▶ Task goal:
Show all lines from the data that include the word "checked".
▼▼▼
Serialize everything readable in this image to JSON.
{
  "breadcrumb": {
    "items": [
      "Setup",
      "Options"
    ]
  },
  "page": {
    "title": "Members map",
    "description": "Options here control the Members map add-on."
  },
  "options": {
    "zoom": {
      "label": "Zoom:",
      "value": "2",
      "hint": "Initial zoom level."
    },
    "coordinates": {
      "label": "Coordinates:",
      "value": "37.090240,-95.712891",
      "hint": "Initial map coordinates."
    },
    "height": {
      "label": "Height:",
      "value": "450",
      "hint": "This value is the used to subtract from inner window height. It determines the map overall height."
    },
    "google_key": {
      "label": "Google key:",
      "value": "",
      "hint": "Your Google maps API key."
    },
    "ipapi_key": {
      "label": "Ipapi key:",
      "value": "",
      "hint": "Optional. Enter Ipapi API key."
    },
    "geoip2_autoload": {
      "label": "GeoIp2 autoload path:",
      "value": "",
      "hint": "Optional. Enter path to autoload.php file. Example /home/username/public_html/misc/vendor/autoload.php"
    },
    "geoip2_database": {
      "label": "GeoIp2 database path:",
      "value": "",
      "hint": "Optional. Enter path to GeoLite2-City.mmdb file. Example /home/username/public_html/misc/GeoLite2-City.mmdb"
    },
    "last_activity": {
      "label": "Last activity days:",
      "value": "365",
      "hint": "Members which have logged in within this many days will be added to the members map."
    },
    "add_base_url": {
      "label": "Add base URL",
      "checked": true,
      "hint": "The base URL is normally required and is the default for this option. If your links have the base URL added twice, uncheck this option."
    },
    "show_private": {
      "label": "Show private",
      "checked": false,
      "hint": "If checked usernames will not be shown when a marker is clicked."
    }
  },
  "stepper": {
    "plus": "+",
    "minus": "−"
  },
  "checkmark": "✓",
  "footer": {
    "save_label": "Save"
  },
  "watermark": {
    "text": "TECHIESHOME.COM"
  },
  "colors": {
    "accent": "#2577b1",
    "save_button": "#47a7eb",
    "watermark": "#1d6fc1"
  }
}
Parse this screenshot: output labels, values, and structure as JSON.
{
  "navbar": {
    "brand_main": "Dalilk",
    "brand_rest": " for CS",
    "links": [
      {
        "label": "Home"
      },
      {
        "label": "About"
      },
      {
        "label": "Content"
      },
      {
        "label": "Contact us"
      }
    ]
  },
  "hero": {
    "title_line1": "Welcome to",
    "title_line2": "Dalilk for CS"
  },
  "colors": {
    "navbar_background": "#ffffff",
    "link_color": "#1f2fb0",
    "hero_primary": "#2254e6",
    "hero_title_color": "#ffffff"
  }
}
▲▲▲
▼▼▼
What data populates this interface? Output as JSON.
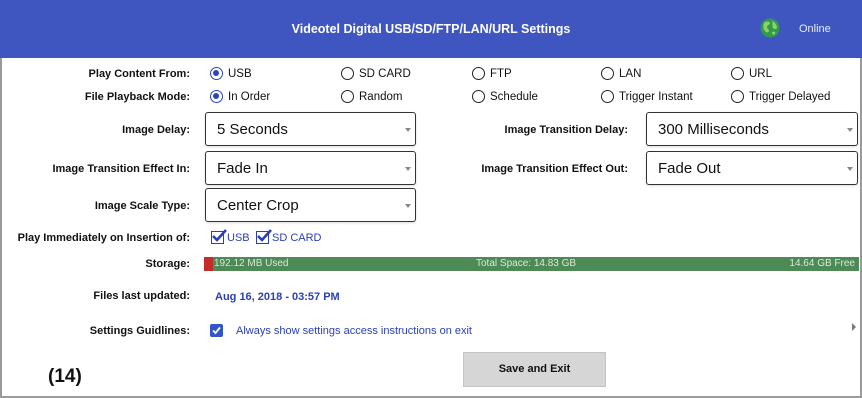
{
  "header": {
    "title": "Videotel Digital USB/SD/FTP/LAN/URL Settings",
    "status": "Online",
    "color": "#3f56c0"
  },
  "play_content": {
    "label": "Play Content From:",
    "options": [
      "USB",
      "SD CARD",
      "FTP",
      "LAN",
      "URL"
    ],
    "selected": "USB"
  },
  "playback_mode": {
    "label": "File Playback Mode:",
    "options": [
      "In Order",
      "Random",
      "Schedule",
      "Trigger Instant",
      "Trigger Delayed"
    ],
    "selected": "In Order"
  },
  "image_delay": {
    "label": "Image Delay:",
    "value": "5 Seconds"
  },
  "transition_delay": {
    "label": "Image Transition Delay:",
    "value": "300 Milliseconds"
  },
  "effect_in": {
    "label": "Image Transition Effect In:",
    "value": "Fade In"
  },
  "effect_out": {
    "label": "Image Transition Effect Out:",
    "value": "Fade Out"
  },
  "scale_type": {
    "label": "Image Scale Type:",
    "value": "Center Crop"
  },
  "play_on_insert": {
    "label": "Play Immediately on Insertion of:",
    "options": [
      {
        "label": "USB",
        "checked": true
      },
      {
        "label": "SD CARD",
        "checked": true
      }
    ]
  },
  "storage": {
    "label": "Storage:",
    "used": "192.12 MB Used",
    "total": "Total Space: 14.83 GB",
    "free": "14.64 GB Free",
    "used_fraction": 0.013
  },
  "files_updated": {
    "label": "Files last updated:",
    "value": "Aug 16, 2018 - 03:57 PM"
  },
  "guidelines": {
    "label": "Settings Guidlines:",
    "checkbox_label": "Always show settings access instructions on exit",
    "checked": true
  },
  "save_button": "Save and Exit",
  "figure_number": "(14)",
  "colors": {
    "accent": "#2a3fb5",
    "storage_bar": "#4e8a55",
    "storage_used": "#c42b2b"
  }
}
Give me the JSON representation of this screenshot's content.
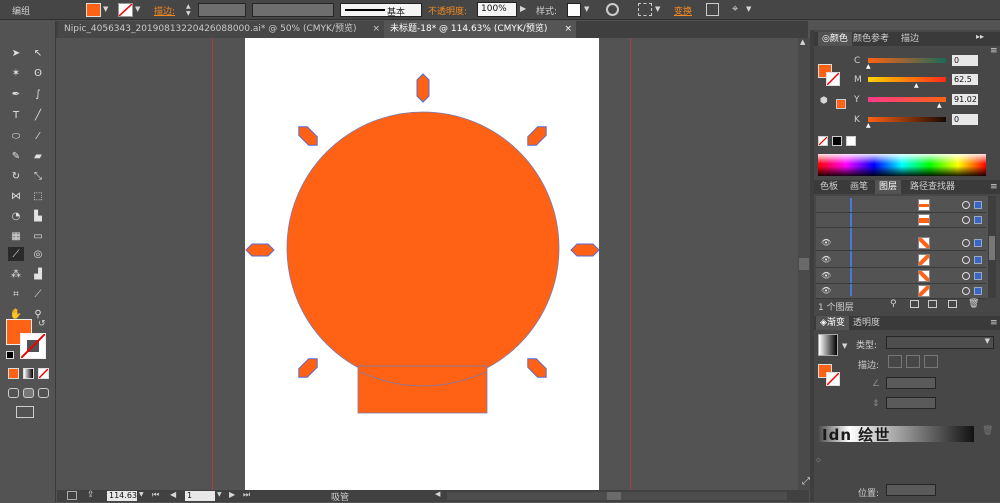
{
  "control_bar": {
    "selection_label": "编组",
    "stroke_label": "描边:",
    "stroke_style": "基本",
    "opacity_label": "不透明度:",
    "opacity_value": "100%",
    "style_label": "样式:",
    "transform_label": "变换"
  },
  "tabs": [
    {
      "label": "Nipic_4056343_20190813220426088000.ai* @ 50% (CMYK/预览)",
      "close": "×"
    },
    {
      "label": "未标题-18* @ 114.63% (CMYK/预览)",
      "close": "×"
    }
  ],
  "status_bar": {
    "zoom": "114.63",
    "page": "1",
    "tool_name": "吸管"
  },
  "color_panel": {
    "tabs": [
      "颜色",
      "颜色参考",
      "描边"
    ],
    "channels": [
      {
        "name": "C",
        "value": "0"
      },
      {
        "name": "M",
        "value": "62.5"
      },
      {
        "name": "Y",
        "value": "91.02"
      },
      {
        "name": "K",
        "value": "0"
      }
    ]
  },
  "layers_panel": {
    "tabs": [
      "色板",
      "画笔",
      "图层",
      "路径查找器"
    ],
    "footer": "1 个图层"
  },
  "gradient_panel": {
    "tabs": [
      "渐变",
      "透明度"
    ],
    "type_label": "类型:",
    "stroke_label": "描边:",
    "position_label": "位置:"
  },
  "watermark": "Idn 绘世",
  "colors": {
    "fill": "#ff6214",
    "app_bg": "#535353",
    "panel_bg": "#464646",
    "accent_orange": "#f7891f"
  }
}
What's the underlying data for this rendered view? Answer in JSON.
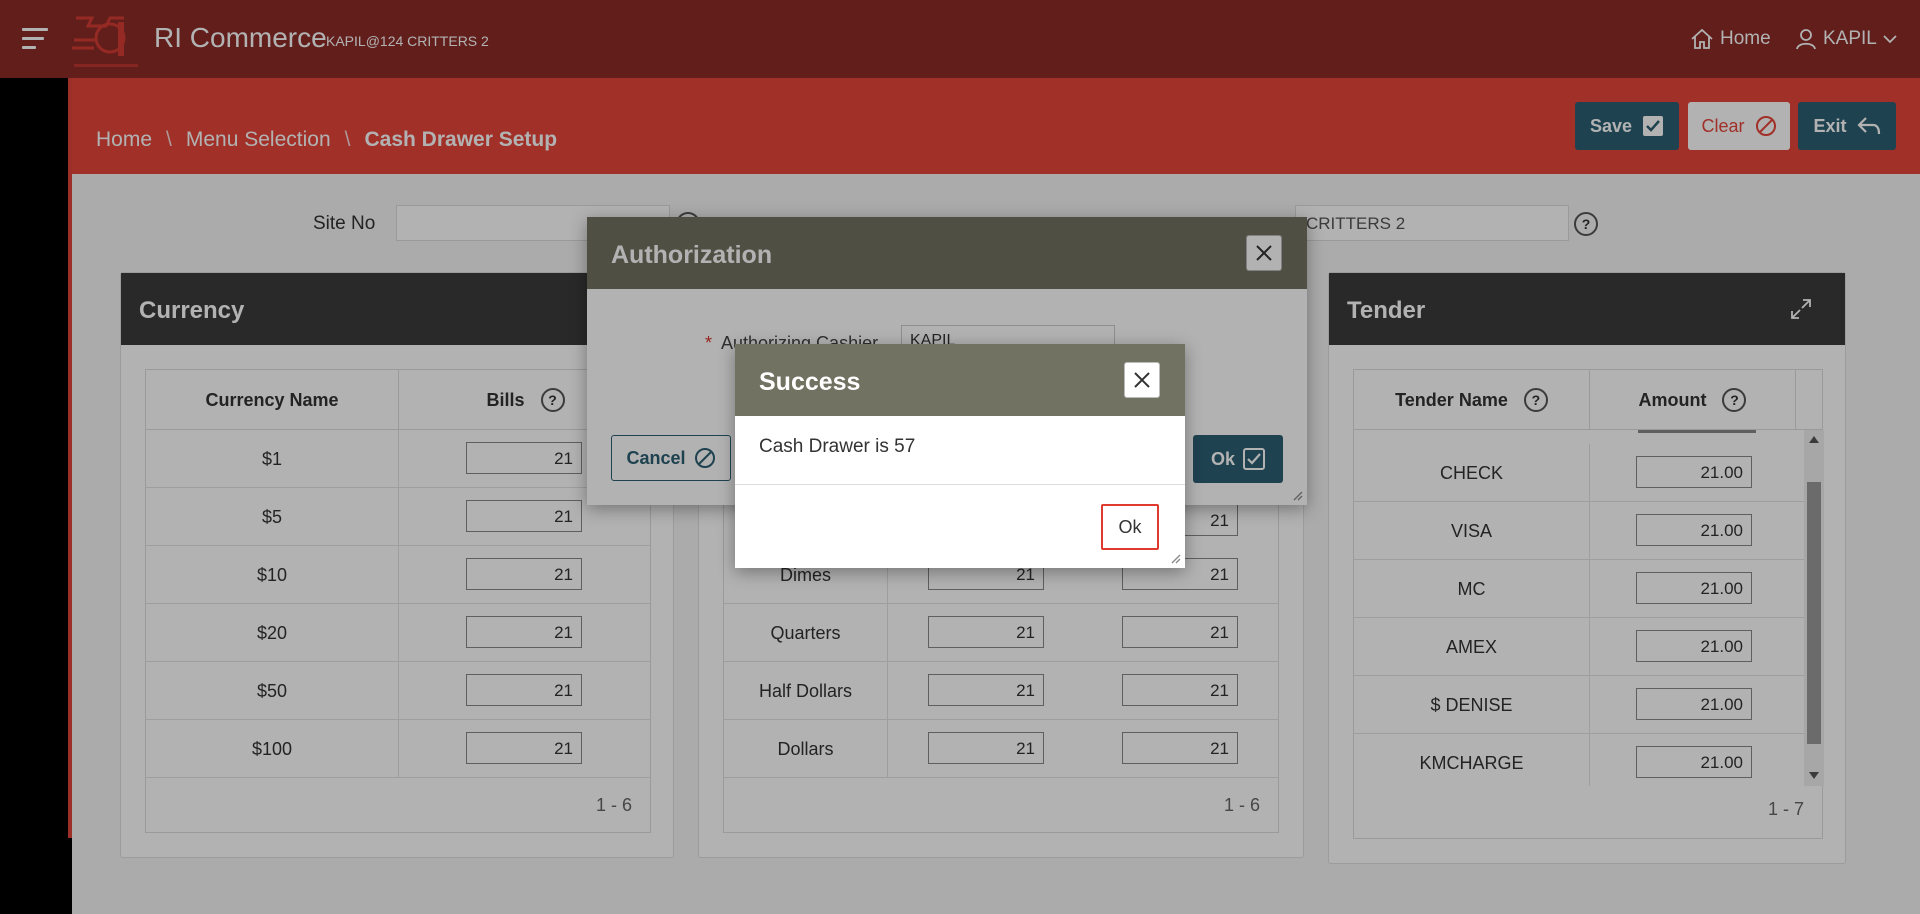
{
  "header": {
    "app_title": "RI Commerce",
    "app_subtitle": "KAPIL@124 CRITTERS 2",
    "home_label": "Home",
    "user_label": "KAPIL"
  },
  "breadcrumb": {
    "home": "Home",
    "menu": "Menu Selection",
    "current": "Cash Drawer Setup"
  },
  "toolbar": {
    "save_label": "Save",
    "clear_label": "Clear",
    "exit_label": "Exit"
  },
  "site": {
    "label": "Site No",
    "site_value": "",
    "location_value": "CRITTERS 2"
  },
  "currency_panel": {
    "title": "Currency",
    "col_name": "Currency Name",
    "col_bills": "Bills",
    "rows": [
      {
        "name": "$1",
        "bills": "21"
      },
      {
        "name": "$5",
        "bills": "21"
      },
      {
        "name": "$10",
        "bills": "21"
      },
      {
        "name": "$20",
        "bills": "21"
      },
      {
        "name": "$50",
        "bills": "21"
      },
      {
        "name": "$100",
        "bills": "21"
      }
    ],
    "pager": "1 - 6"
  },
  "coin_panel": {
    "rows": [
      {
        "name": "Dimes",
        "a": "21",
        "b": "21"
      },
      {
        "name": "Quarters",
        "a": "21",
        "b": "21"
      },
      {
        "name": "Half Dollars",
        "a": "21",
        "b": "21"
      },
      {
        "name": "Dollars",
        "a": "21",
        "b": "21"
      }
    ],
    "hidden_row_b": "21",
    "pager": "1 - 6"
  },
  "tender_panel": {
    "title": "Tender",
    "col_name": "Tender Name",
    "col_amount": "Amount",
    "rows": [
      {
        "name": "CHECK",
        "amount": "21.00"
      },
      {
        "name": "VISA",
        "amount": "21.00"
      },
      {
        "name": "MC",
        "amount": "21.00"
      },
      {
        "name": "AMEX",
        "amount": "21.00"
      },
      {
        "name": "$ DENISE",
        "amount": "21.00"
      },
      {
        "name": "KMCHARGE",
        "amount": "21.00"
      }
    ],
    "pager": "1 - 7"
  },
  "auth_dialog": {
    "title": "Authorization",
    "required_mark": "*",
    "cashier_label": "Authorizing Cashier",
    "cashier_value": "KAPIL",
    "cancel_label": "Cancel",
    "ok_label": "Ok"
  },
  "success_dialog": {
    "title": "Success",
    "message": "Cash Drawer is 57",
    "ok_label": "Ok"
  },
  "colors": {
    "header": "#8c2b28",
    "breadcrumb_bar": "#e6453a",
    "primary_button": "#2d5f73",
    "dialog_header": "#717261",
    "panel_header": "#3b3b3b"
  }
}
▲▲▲
▶ Written solution:
      "checked": true,
      "checked": false,
      "hint": "If checked usernames will not be shown when a marker is clicked."
        "checked": true
        "checked": true
    "checked": true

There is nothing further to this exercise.